Data for this task:

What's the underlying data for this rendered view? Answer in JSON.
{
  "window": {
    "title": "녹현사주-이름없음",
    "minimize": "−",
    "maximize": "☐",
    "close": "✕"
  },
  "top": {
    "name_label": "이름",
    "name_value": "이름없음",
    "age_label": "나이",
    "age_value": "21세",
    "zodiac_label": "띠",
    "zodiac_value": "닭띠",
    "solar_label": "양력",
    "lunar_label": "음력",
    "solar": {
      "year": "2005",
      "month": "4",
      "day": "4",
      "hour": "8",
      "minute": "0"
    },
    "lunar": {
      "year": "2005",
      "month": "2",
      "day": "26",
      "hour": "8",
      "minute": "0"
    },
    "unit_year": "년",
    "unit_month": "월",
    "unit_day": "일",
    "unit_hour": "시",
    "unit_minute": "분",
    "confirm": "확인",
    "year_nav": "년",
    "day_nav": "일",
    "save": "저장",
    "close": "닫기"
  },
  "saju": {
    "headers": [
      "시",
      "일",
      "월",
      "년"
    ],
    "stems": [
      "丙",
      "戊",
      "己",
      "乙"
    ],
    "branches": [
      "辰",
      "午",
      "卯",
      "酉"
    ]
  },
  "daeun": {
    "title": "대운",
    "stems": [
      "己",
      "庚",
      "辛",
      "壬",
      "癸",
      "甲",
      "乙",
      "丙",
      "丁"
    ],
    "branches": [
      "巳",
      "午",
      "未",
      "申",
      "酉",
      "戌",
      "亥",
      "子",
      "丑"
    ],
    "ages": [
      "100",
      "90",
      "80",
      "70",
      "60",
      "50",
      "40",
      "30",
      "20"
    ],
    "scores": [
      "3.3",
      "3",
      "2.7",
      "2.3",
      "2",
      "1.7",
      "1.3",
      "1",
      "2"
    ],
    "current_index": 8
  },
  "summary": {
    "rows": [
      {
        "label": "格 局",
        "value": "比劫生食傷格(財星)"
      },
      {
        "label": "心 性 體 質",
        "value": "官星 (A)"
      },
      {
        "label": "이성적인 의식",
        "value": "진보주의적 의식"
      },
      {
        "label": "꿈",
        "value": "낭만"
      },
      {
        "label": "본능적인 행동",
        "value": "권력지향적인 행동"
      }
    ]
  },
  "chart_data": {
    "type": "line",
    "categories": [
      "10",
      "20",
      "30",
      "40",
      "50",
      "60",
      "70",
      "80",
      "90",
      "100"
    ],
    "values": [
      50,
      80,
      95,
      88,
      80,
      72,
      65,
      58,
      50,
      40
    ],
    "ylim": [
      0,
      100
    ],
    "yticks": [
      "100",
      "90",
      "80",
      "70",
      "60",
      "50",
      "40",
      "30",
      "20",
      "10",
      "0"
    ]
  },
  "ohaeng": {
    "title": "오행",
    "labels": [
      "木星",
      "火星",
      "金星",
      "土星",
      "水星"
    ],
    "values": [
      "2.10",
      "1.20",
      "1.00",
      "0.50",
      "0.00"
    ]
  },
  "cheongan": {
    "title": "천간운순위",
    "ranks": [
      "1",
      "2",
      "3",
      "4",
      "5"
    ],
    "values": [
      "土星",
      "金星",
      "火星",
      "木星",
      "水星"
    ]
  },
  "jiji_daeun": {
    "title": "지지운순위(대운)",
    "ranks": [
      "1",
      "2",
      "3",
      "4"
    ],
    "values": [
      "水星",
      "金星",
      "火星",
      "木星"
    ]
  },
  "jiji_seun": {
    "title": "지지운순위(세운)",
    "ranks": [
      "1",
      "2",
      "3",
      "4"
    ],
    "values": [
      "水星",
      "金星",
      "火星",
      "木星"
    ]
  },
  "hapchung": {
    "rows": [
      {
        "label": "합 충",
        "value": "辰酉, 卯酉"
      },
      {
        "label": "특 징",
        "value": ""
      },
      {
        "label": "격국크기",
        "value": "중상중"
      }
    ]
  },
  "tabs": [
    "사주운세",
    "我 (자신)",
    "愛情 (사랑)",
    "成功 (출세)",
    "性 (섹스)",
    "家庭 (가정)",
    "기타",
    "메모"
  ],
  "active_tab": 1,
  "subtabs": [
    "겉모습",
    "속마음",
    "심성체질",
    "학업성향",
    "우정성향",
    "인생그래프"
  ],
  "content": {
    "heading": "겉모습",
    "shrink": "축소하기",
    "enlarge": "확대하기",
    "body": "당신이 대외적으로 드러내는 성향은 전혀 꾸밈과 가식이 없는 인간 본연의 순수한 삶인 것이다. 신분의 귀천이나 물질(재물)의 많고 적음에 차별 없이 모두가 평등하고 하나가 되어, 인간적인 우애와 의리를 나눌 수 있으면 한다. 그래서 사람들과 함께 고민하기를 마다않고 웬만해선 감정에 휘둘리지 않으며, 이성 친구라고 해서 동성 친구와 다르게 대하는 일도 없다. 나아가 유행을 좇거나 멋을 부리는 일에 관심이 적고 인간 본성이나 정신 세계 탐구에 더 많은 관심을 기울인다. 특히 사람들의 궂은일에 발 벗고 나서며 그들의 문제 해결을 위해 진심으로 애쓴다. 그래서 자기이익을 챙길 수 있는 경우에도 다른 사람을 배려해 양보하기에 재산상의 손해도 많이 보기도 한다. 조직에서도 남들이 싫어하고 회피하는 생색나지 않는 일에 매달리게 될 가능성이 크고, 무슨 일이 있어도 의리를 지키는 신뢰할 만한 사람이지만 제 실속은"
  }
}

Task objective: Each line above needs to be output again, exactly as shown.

Result of the task:
What's the underlying data for this rendered view? Answer in JSON.
{
  "window": {
    "title": "녹현사주-이름없음",
    "minimize": "−",
    "maximize": "☐",
    "close": "✕"
  },
  "top": {
    "name_label": "이름",
    "name_value": "이름없음",
    "age_label": "나이",
    "age_value": "21세",
    "zodiac_label": "띠",
    "zodiac_value": "닭띠",
    "solar_label": "양력",
    "lunar_label": "음력",
    "solar": {
      "year": "2005",
      "month": "4",
      "day": "4",
      "hour": "8",
      "minute": "0"
    },
    "lunar": {
      "year": "2005",
      "month": "2",
      "day": "26",
      "hour": "8",
      "minute": "0"
    },
    "unit_year": "년",
    "unit_month": "월",
    "unit_day": "일",
    "unit_hour": "시",
    "unit_minute": "분",
    "confirm": "확인",
    "year_nav": "년",
    "day_nav": "일",
    "save": "저장",
    "close": "닫기"
  },
  "saju": {
    "headers": [
      "시",
      "일",
      "월",
      "년"
    ],
    "stems": [
      "丙",
      "戊",
      "己",
      "乙"
    ],
    "branches": [
      "辰",
      "午",
      "卯",
      "酉"
    ]
  },
  "daeun": {
    "title": "대운",
    "stems": [
      "己",
      "庚",
      "辛",
      "壬",
      "癸",
      "甲",
      "乙",
      "丙",
      "丁"
    ],
    "branches": [
      "巳",
      "午",
      "未",
      "申",
      "酉",
      "戌",
      "亥",
      "子",
      "丑"
    ],
    "ages": [
      "100",
      "90",
      "80",
      "70",
      "60",
      "50",
      "40",
      "30",
      "20"
    ],
    "scores": [
      "3.3",
      "3",
      "2.7",
      "2.3",
      "2",
      "1.7",
      "1.3",
      "1",
      "2"
    ],
    "current_index": 8
  },
  "summary": {
    "rows": [
      {
        "label": "格 局",
        "value": "比劫生食傷格(財星)"
      },
      {
        "label": "心 性 體 質",
        "value": "官星 (A)"
      },
      {
        "label": "이성적인 의식",
        "value": "진보주의적 의식"
      },
      {
        "label": "꿈",
        "value": "낭만"
      },
      {
        "label": "본능적인 행동",
        "value": "권력지향적인 행동"
      }
    ]
  },
  "chart_data": {
    "type": "line",
    "categories": [
      "10",
      "20",
      "30",
      "40",
      "50",
      "60",
      "70",
      "80",
      "90",
      "100"
    ],
    "values": [
      50,
      80,
      95,
      88,
      80,
      72,
      65,
      58,
      50,
      40
    ],
    "ylim": [
      0,
      100
    ],
    "yticks": [
      "100",
      "90",
      "80",
      "70",
      "60",
      "50",
      "40",
      "30",
      "20",
      "10",
      "0"
    ]
  },
  "ohaeng": {
    "title": "오행",
    "labels": [
      "木星",
      "火星",
      "金星",
      "土星",
      "水星"
    ],
    "values": [
      "2.10",
      "1.20",
      "1.00",
      "0.50",
      "0.00"
    ]
  },
  "cheongan": {
    "title": "천간운순위",
    "ranks": [
      "1",
      "2",
      "3",
      "4",
      "5"
    ],
    "values": [
      "土星",
      "金星",
      "火星",
      "木星",
      "水星"
    ]
  },
  "jiji_daeun": {
    "title": "지지운순위(대운)",
    "ranks": [
      "1",
      "2",
      "3",
      "4"
    ],
    "values": [
      "水星",
      "金星",
      "火星",
      "木星"
    ]
  },
  "jiji_seun": {
    "title": "지지운순위(세운)",
    "ranks": [
      "1",
      "2",
      "3",
      "4"
    ],
    "values": [
      "水星",
      "金星",
      "火星",
      "木星"
    ]
  },
  "hapchung": {
    "rows": [
      {
        "label": "합 충",
        "value": "辰酉, 卯酉"
      },
      {
        "label": "특 징",
        "value": ""
      },
      {
        "label": "격국크기",
        "value": "중상중"
      }
    ]
  },
  "tabs": [
    "사주운세",
    "我 (자신)",
    "愛情 (사랑)",
    "成功 (출세)",
    "性 (섹스)",
    "家庭 (가정)",
    "기타",
    "메모"
  ],
  "active_tab": 1,
  "subtabs": [
    "겉모습",
    "속마음",
    "심성체질",
    "학업성향",
    "우정성향",
    "인생그래프"
  ],
  "content": {
    "heading": "겉모습",
    "shrink": "축소하기",
    "enlarge": "확대하기",
    "body": "당신이 대외적으로 드러내는 성향은 전혀 꾸밈과 가식이 없는 인간 본연의 순수한 삶인 것이다. 신분의 귀천이나 물질(재물)의 많고 적음에 차별 없이 모두가 평등하고 하나가 되어, 인간적인 우애와 의리를 나눌 수 있으면 한다. 그래서 사람들과 함께 고민하기를 마다않고 웬만해선 감정에 휘둘리지 않으며, 이성 친구라고 해서 동성 친구와 다르게 대하는 일도 없다. 나아가 유행을 좇거나 멋을 부리는 일에 관심이 적고 인간 본성이나 정신 세계 탐구에 더 많은 관심을 기울인다. 특히 사람들의 궂은일에 발 벗고 나서며 그들의 문제 해결을 위해 진심으로 애쓴다. 그래서 자기이익을 챙길 수 있는 경우에도 다른 사람을 배려해 양보하기에 재산상의 손해도 많이 보기도 한다. 조직에서도 남들이 싫어하고 회피하는 생색나지 않는 일에 매달리게 될 가능성이 크고, 무슨 일이 있어도 의리를 지키는 신뢰할 만한 사람이지만 제 실속은"
  }
}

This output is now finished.